by Julia Pierrepont III
PASADENA, United States, March 20 (Xinhua) — “My Chinese roots have always inspired my designs,” Chinese American fashion designer Vivienne Hu said on Tuesday in Pasadena, a city 16 km northeast of downtown Los Angeles in California.
“To be recognized for something so close to my heart makes this so much more special for me,” said Hu, who was honored Visionary Artist by the University of Southern California (USC) Pacific Asia Museum, for her creative contributions to boosting Asia-Pacific cultural exchanges through design and arts.
At an annual gala of the USC museum held on Saturday in Pasadena, Vivienne Hu and Mei-lee Ney, both Chinese American women, received the two honors, namely, Visionary Artist Award and Legacy Award.
Mei-lee Ney, president of Pasadena’s investment advisory firm, Richard Ney and Associates Asset Management Inc, was awarded for her lifetime philanthropic work and community-building.
“Vivienne is one of those rare artists who is rooted in the past, rooted in China, but is very contemporary and hip,” said Selma Holo, interim director of the USC Pacific Asia Museum, in praise of Hu.
Hu affirmed that her Chinese heritage has always played a significant role in forming the direction and design motifs of her haute couture collections.
“It has always been an honor and delight to represent my culture and my roots through my design,” she told Xinhua.
Initially working in banking, Hu made the life-changing decision to study fashion at the renowned Parsons School of Design in New York City (NYC), enabling her to land coveted positions and enhance her craft at the legendary fashion houses, Oscar de la Renta and Yigal Azrouel, after she graduated.
Since then, her fashion career has taken off. Hu has participated in the prestigious New York Fashion Week runway shows, was showcased in the Fall/Winter 2015 collection in Shenzhen Fashion Week in China, and named a Swarovski Collective designer in 2016.
Hu now operates her own VHNY boutiques in SoHo, New York and her overseas flagship store in Shanghai, China, where her uniquely fashionable blend of classic elegance, NYC street vibe, and touches of Chinese traditional fabrics are on sale.
Unlike Hu, Ney, a Shanghai-born-California-immigrant, did have a passion for banking.
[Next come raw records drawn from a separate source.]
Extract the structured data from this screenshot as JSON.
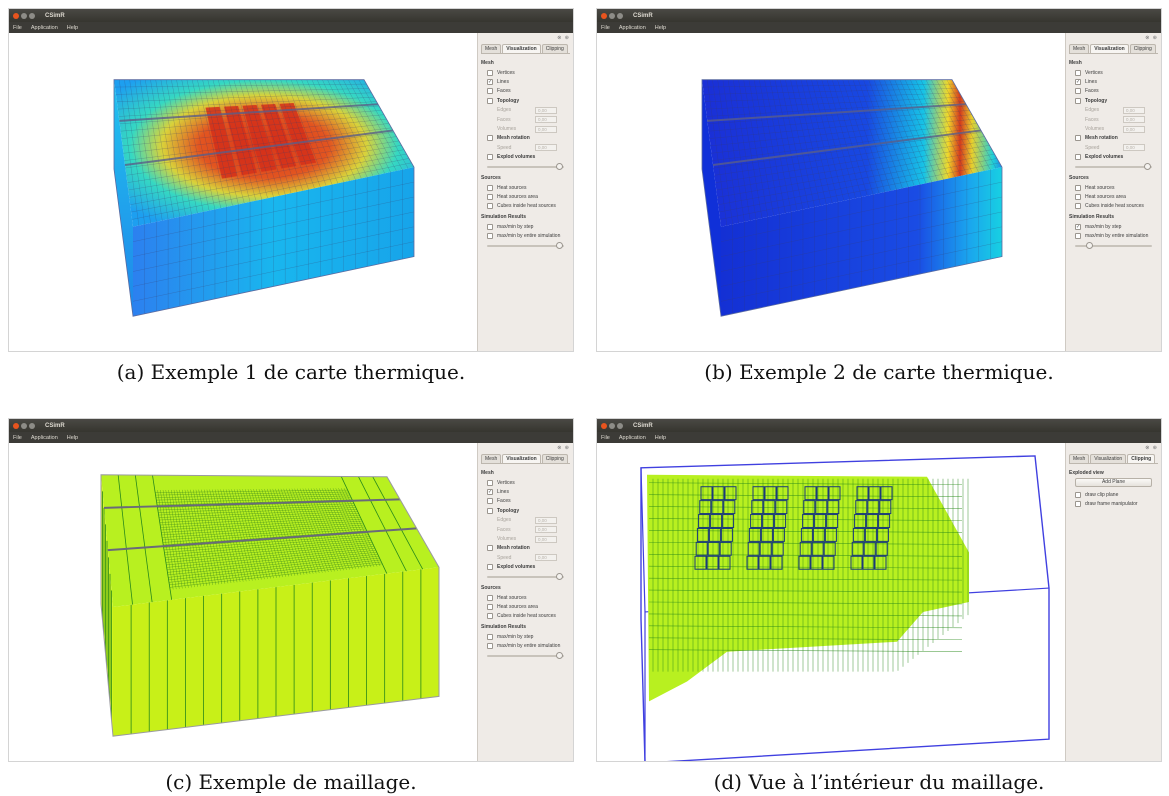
{
  "window": {
    "title": "CSimR",
    "menu": [
      "File",
      "Application",
      "Help"
    ],
    "dock_buttons": "⊗ ⊕"
  },
  "tabs": [
    "Mesh",
    "Visualization",
    "Clipping"
  ],
  "visualization_panel": {
    "mesh_title": "Mesh",
    "vertices": "Vertices",
    "lines": "Lines",
    "faces": "Faces",
    "topology": "Topology",
    "edges": "Edges",
    "faces_param": "Faces",
    "volumes": "Volumes",
    "param_value": "0,00",
    "mesh_rotation": "Mesh rotation",
    "speed": "Speed",
    "explod_volumes": "Explod volumes",
    "sources_title": "Sources",
    "heat_sources": "Heat sources",
    "heat_sources_area": "Heat sources area",
    "cubes_inside": "Cubes inside heat sources",
    "sim_title": "Simulation Results",
    "maxmin_step": "max/min by step",
    "maxmin_entire": "max/min by entire simulation"
  },
  "clipping_panel": {
    "exploded_view": "Exploded view",
    "add_plane": "Add Plane",
    "draw_clip_plane": "draw clip plane",
    "draw_frame": "draw frame manipulator"
  },
  "panels": [
    {
      "caption": "(a) Exemple 1 de carte thermique.",
      "active_tab": "Visualization",
      "vertices_checked": false,
      "lines_checked": true,
      "sim_step_checked": false,
      "explode_level": 0.95,
      "sim_slider_level": 0.95
    },
    {
      "caption": "(b) Exemple 2 de carte thermique.",
      "active_tab": "Visualization",
      "vertices_checked": false,
      "lines_checked": true,
      "sim_step_checked": true,
      "explode_level": 0.95,
      "sim_slider_level": 0.2
    },
    {
      "caption": "(c) Exemple de maillage.",
      "active_tab": "Visualization",
      "vertices_checked": false,
      "lines_checked": true,
      "sim_step_checked": false,
      "explode_level": 0.95,
      "sim_slider_level": 0.95
    },
    {
      "caption": "(d) Vue à l’intérieur du maillage.",
      "active_tab": "Clipping"
    }
  ],
  "colors": {
    "hot": "#d3301a",
    "cold_a": "#1a8bf0",
    "cold_b": "#1030d8",
    "mesh_green": "#b8f020",
    "clip_frame": "#4040e0",
    "grid_dark": "#3a3d6a"
  }
}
The daughter of a banker and an executive for the International Monetary Fund, Ney grew up with an understanding of the value of money that her Chinese heritage helped instill in her.
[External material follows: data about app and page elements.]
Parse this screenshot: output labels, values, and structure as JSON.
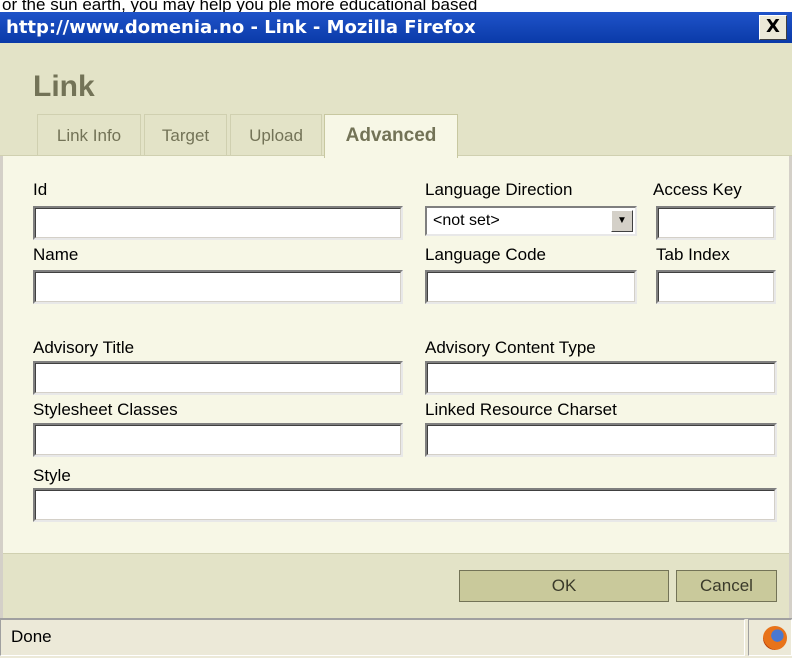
{
  "cut_text": "or the sun earth, you may help you ple more educational based",
  "window": {
    "title": "http://www.domenia.no - Link - Mozilla Firefox",
    "close_label": "X"
  },
  "dialog": {
    "heading": "Link",
    "tabs": [
      {
        "label": "Link Info",
        "active": false
      },
      {
        "label": "Target",
        "active": false
      },
      {
        "label": "Upload",
        "active": false
      },
      {
        "label": "Advanced",
        "active": true
      }
    ],
    "fields": {
      "id": {
        "label": "Id",
        "value": ""
      },
      "lang_dir": {
        "label": "Language Direction",
        "value": "<not set>"
      },
      "access_key": {
        "label": "Access Key",
        "value": ""
      },
      "name": {
        "label": "Name",
        "value": ""
      },
      "lang_code": {
        "label": "Language Code",
        "value": ""
      },
      "tab_index": {
        "label": "Tab Index",
        "value": ""
      },
      "advisory_title": {
        "label": "Advisory Title",
        "value": ""
      },
      "advisory_content_type": {
        "label": "Advisory Content Type",
        "value": ""
      },
      "stylesheet_classes": {
        "label": "Stylesheet Classes",
        "value": ""
      },
      "linked_charset": {
        "label": "Linked Resource Charset",
        "value": ""
      },
      "style": {
        "label": "Style",
        "value": ""
      }
    },
    "buttons": {
      "ok": "OK",
      "cancel": "Cancel"
    }
  },
  "statusbar": {
    "text": "Done",
    "icon": "firefox-icon"
  }
}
In addition to her professional work, Ney, as a highly-respected philanthropist who cares deeply about the causes and organizations she supports, puts her compassion and relationships to good use, fostering and supporting her community with charitable donations and other work.
Ney donated 20 million U.S. dollars to USC to establish a new center dedicated to research on longevity and healthy aging.
“I never feel like I deserve any honors – I volunteer my time and make donations because it makes me happy and makes life beautiful,” Ney said after accepting her award.
She talked about the emotional separation that she as a small child and her parents experienced when they left behind loved relatives in China to immigrate to America.
Ney’s tremendous gift to the USC Leonard David School of Gerontology will be instrumental in enabling people to look at how an aging population can maintain its health throughout its entire lifespan, said Michael Quick, provost and senior vice president for Academic Affairs for USC.
Passionate about advancing Asian culture and the well-being of the community she serves, Ney sits on the Board of the USC Pacific Asia Museum, the Board of Councilors for the USC Leonard David School of Gerontology, and is a Trustee of Otis College of Art and Design, and member of the Board of Overseers at the Huntington Library, Art Collections and Botanical Gardens.
A tireless dynamo, Ney is also active in a wide range of community and non-profit organizations, including LA Opera, Caltech Associated, Pasadena Senior Center and the Pasadena Education Foundation.
“Human connections add more to longevity than anything else,” Ney said. “In the end, it’s relationships that matter. Everything else is ephemeral.”
Established in 1971, the USC Pacific Asia Museum is one of a few U.S. institutions dedicated to the arts and culture of Asia and the Pacific Islands. The museum has played its role as a vital resource of education programs and an explorer of Chinese and Asia’s rich artistic and cultural heritage.